Polly Hamilton, Head of Culture, Heritage, Libraries and Arts Services in Blackpool & cCLOA Executive Member

Concerns regarding the English Baccalaureate


As a body cCLOA takes a strategic view and recognises the positive aspects of the English Baccalaureate with the country needing to compete in a global economy.  However, we are most concerned that if these changes are not well managed, they could prevent many young people from reaching their potential and also have far reaching negative health impacts.  To that end we have written to Nick Gibb, Minister of State at the Department for Education to bring the following points to his attention.

Taking part in the arts and physical activity helps to develop well balanced young people with increased levels of confidence and enhanced interpersonal skills.  Creative industries, in addition to sport and leisure are also expanding employment sectors in their own right and we need to encourage skill development of young people within this sector which will generate further growth.

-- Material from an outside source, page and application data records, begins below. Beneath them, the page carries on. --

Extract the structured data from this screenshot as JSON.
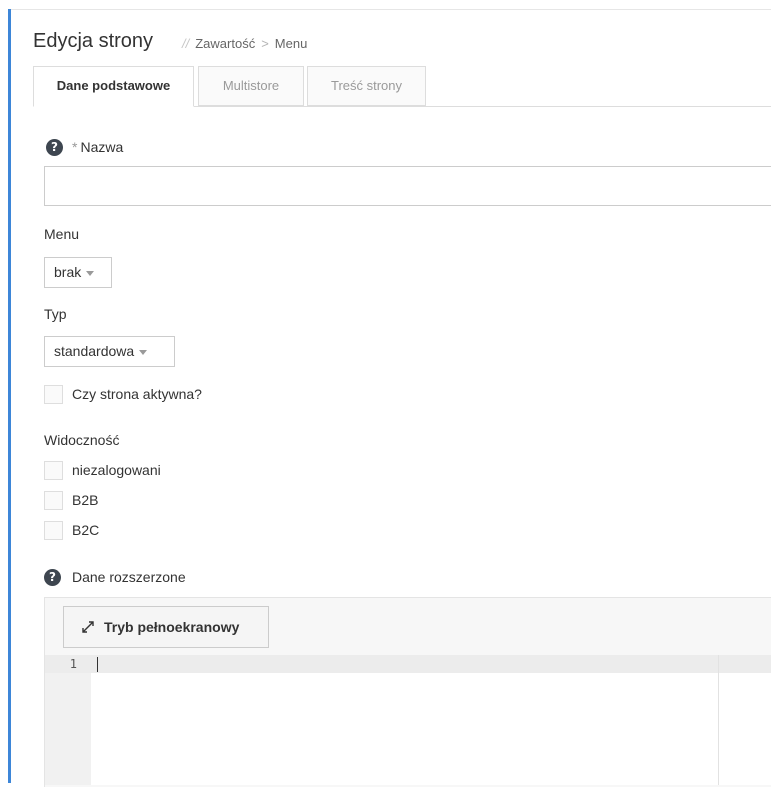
{
  "header": {
    "title": "Edycja strony",
    "breadcrumb_sep": "//",
    "breadcrumb": [
      "Zawartość",
      "Menu"
    ],
    "breadcrumb_arrow": ">"
  },
  "tabs": [
    {
      "label": "Dane podstawowe",
      "active": true
    },
    {
      "label": "Multistore",
      "active": false
    },
    {
      "label": "Treść strony",
      "active": false
    }
  ],
  "form": {
    "name": {
      "required_mark": "*",
      "label": "Nazwa",
      "value": ""
    },
    "menu": {
      "label": "Menu",
      "selected": "brak"
    },
    "type": {
      "label": "Typ",
      "selected": "standardowa"
    },
    "active": {
      "label": "Czy strona aktywna?",
      "checked": false
    },
    "visibility": {
      "label": "Widoczność",
      "options": [
        {
          "label": "niezalogowani",
          "checked": false
        },
        {
          "label": "B2B",
          "checked": false
        },
        {
          "label": "B2C",
          "checked": false
        }
      ]
    },
    "extended": {
      "label": "Dane rozszerzone",
      "fullscreen_button": "Tryb pełnoekranowy",
      "line_number": "1",
      "content": ""
    }
  },
  "icons": {
    "help": "question-circle-icon",
    "fullscreen": "expand-arrows-icon",
    "caret": "caret-down-icon"
  },
  "colors": {
    "accent": "#3d86d8",
    "help_icon": "#3e4650"
  }
}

There is a wealth of evidence of the social, economic and health benefits of PE and the Arts, but perhaps the hardest hitting is taken from a report by a national sports charity StreetGames in a report called the Inactivity Time Bomb (2014). They found that physical inactivity among today’s 11-25 year-olds will cost the UK economy £53.3 billion over their life-times.  Additionally, the 2012 Health Survey England reported only 21% of boys and 16% of girls aged five to fifteen met the Chief Medical Officer guidelines of 60 minutes of physical activity per day. The Chief Medical Officer has also warned that soaring obesity levels are currently the cause of one in ten deaths in England.

Furthermore the impact of culture on social justice, wellbeing and life chances is compellingly set out by the research findings of the Cultural Learning Alliance, whose report, Key Research Findings: The Case for Cultural Learning (2011), found that:-

  1. Learning through the arts and culture improves attainment in all subjects.
  2. Participation in structured arts activities increases cognitive abilities.
  3. Students from low-income families who take part in arts activities at school are three times more likely to get a degree.
  4. The employability of students who study arts subjects is higher and they are more likely to stay in employment.
  5. Students who engage in arts subjects at school are twice as likely to volunteer and 20% more likely to vote as young adults.

We also know that one in four people experience mental health problems each year and such issues are growing in young people. Regular physical activity and involvement in the arts are arguably the best ways to prevent and manage mental health conditions.

What is needed is for schools to lay down the foundations of healthy active lifestyles so this becomes the norm for future families. This will not only stimulate economic growth, but protect the country from spiralling health costs.

We have invited the Minister to meet with our Executive Committee, to talk through how the possible impact from the English Baccalaureate can be mitigated and will keep you posted on the response!

cCLOA Vice-Chairs Polly Hamilton and Ian Brooke